I stumbled across this Phoenix palm recently and noticed it seemed a bit different. For one it was suckering profusely, although I initially thought it was just several small CIDP's planted closely together. However, going back in time on Google street view, I can confirm that it is in fact just the one Phoenix palm, which is clearly suckering.
The first pictures are from 2015, back when it was quite a bit smaller. Even then it appears to be exhibiting a clumping nature, with quite a few suckers being put out. The owner of the house also appears to be Middle Eastern, which may pay homage to the possibility of it being Dactylifera, as opposed to say Theophrasti or Reclinata.

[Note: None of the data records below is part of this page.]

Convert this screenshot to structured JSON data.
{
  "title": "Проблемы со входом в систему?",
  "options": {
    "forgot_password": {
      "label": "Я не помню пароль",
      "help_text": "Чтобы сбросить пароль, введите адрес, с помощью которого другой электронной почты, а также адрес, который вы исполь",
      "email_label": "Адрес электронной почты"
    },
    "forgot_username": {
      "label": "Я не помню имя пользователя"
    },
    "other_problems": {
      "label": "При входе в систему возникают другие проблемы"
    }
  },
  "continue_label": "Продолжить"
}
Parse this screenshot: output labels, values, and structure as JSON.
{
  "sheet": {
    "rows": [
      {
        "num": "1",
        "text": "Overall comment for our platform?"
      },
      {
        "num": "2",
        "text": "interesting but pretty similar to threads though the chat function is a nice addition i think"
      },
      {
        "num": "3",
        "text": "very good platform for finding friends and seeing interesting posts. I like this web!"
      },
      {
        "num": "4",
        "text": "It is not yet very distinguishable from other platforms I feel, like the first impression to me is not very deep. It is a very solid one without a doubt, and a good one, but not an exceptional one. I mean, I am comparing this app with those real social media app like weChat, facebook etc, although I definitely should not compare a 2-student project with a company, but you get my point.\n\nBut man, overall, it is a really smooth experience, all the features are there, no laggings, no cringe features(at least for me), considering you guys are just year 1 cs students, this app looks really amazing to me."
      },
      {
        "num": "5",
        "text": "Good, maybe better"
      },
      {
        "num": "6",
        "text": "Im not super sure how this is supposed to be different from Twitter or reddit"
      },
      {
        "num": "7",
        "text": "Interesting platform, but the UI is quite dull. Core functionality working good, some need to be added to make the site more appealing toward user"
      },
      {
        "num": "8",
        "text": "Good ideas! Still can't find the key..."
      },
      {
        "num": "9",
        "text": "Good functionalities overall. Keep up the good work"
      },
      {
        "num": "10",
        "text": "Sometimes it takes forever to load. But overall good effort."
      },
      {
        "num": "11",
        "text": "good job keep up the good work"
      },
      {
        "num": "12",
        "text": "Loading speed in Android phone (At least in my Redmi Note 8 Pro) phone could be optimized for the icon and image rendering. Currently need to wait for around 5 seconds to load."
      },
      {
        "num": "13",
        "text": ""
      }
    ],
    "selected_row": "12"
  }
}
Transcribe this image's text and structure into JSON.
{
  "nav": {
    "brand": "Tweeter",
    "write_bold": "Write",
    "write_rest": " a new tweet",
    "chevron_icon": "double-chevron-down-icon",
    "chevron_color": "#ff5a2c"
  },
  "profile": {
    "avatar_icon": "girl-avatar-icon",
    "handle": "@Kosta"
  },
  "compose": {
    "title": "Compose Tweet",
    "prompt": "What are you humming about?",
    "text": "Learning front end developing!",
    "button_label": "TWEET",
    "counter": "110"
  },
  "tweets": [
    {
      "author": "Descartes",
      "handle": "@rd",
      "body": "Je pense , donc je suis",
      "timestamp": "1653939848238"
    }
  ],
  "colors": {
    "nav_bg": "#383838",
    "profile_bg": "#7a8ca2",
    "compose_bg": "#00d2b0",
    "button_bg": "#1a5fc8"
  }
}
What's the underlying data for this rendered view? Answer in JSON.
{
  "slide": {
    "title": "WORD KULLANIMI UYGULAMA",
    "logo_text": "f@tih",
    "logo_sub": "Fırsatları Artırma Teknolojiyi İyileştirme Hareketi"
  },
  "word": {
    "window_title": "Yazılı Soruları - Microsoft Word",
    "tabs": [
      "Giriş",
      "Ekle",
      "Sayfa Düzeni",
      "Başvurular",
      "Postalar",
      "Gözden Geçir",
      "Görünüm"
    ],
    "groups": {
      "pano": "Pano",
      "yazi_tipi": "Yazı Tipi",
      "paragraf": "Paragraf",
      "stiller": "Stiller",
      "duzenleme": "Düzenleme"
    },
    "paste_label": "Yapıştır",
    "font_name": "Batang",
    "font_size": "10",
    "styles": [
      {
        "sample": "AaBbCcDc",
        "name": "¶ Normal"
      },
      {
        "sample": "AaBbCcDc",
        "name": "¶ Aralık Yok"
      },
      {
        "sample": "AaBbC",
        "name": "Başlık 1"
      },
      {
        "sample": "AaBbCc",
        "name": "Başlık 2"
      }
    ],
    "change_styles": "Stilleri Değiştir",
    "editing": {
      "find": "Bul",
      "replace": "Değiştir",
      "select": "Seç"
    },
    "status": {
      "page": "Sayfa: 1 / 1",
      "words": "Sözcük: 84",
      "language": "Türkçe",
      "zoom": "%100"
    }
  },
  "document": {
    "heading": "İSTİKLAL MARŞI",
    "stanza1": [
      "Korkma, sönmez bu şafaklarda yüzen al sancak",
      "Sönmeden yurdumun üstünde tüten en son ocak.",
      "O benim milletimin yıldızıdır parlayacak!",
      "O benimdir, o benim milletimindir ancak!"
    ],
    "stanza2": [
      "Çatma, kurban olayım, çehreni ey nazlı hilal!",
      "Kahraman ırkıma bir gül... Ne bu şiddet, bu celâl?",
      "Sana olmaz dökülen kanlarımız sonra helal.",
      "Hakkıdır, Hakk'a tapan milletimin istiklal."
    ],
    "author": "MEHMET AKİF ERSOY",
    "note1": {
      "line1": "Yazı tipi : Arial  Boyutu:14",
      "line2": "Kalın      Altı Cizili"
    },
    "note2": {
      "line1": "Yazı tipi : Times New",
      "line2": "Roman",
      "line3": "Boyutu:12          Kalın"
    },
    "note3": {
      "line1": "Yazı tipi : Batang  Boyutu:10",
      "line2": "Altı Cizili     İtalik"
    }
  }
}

Here it is more recently, showing it really suckering profusely now. It is also noticeably a LOT slower growing than traditional CIDP's are in the London area, which would be more than double that size by now, during the 5-6 years between the first two photos and the last two. The fronds also seem a bit 'off' for CIDP as well, with a bluey/silver hint of colour to them, although it could just be the lighting?
What are your thoughts? Dactylifera? Theophrasti? Hybrid? I suppose it will become more evident in the coming years as it continues to grow bigger. Since I have the location, I can obviously monitor it moving forward. I suspect the jury will be out on it for some time, until it grows bigger. My first thought was CIDP x Dacty hybrid, but I doubt it would sucker to that extent if it was a CIDP hybrid? It's straight up suckering like a Dacty, but I suppose it could still be a hybrid. Very hard to tell at this stage. I suspect other people have spent more time around smaller Dacty specimens than me though, so they may be able to tell, and confirm whether it is or not...? Cheers